Collect each line of the entries that holds the string "this".

++++ Data shown ++++

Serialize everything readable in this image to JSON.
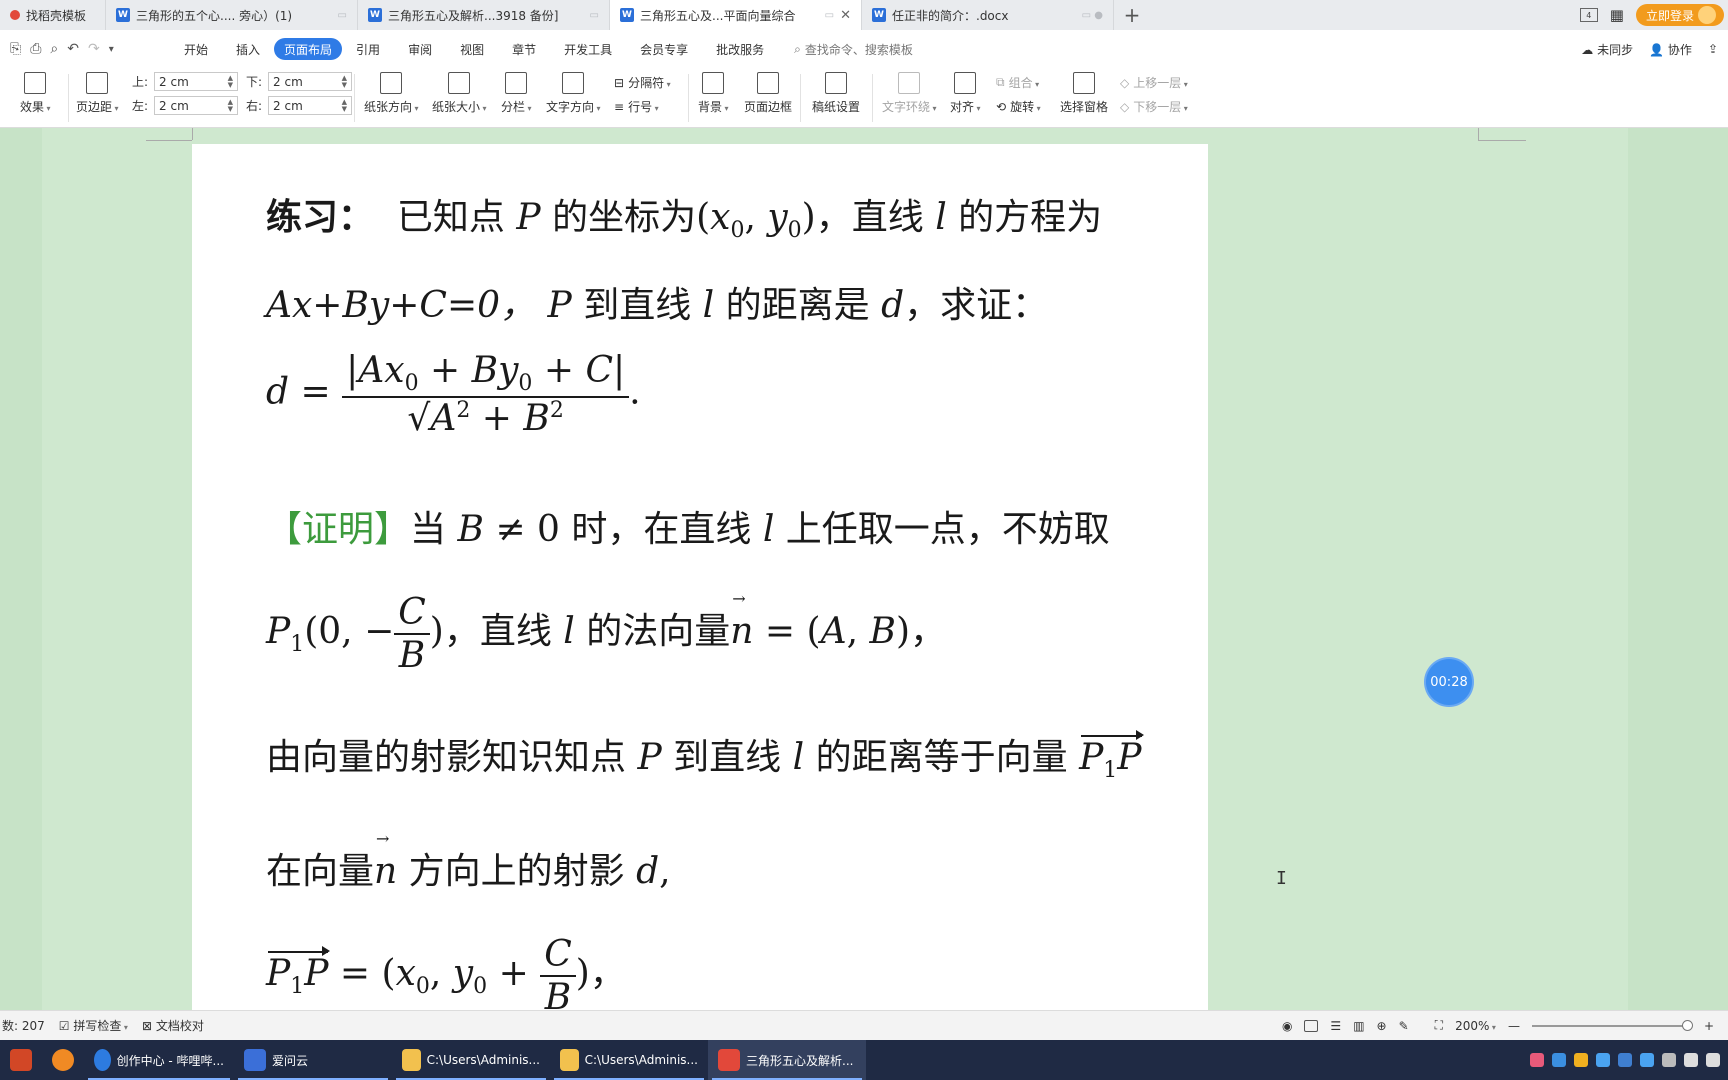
{
  "tabs": [
    {
      "label": "找稻壳模板",
      "active": false
    },
    {
      "label": "三角形的五个心.... 旁心）(1)",
      "active": false
    },
    {
      "label": "三角形五心及解析...3918 备份]",
      "active": false
    },
    {
      "label": "三角形五心及...平面向量综合",
      "active": true
    },
    {
      "label": "任正非的简介：.docx",
      "active": false
    }
  ],
  "tabbar": {
    "badge": "4",
    "login": "立即登录"
  },
  "menu": {
    "items": [
      "开始",
      "插入",
      "页面布局",
      "引用",
      "审阅",
      "视图",
      "章节",
      "开发工具",
      "会员专享",
      "批改服务"
    ],
    "active": "页面布局",
    "search_placeholder": "查找命令、搜索模板",
    "sync": "未同步",
    "collab": "协作"
  },
  "ribbon": {
    "effects": "效果",
    "margin": "页边距",
    "top_label": "上:",
    "top_value": "2 cm",
    "bottom_label": "下:",
    "bottom_value": "2 cm",
    "left_label": "左:",
    "left_value": "2 cm",
    "right_label": "右:",
    "right_value": "2 cm",
    "orientation": "纸张方向",
    "size": "纸张大小",
    "columns": "分栏",
    "text_direction": "文字方向",
    "breaks": "分隔符",
    "line_numbers": "行号",
    "background": "背景",
    "page_border": "页面边框",
    "manuscript": "稿纸设置",
    "text_wrap": "文字环绕",
    "align": "对齐",
    "group": "组合",
    "rotate": "旋转",
    "selection_pane": "选择窗格",
    "bring_forward": "上移一层",
    "send_backward": "下移一层"
  },
  "document": {
    "line1_label": "练习：",
    "line1_text": "已知点",
    "line1_text2": "的坐标为",
    "line1_text3": "，直线",
    "line1_text4": "的方程为",
    "line2_eq": "Ax+By+C=0，",
    "line2_text": "到直线",
    "line2_text2": "的距离是",
    "line2_text3": "，求证：",
    "proof_label": "【证明】",
    "proof_text": "当",
    "proof_text2": "时，在直线",
    "proof_text3": "上任取一点，不妨取",
    "normal_text": "，直线",
    "normal_text2": "的法向量",
    "projection_text": "由向量的射影知识知点",
    "projection_text2": "到直线",
    "projection_text3": "的距离等于向量",
    "direction_text": "在向量",
    "direction_text2": "方向上的射影",
    "timer": "00:28"
  },
  "statusbar": {
    "word_count": "数: 207",
    "spell_check": "拼写检查",
    "doc_proof": "文档校对",
    "zoom": "200%"
  },
  "taskbar": {
    "items": [
      "创作中心 - 哔哩哔...",
      "爱问云",
      "C:\\Users\\Adminis...",
      "C:\\Users\\Adminis...",
      "三角形五心及解析..."
    ]
  }
}
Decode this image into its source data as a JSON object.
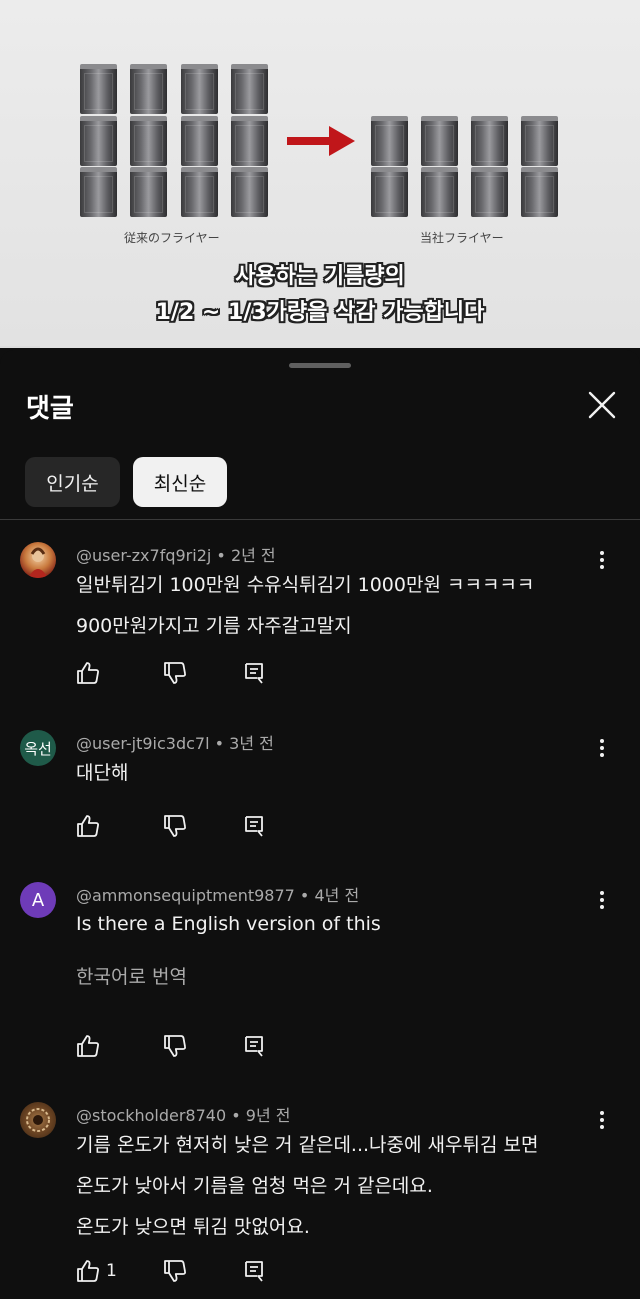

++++

Reply:
Serialize everything readable in this image to JSON.
Decode this image into its source data as a JSON object.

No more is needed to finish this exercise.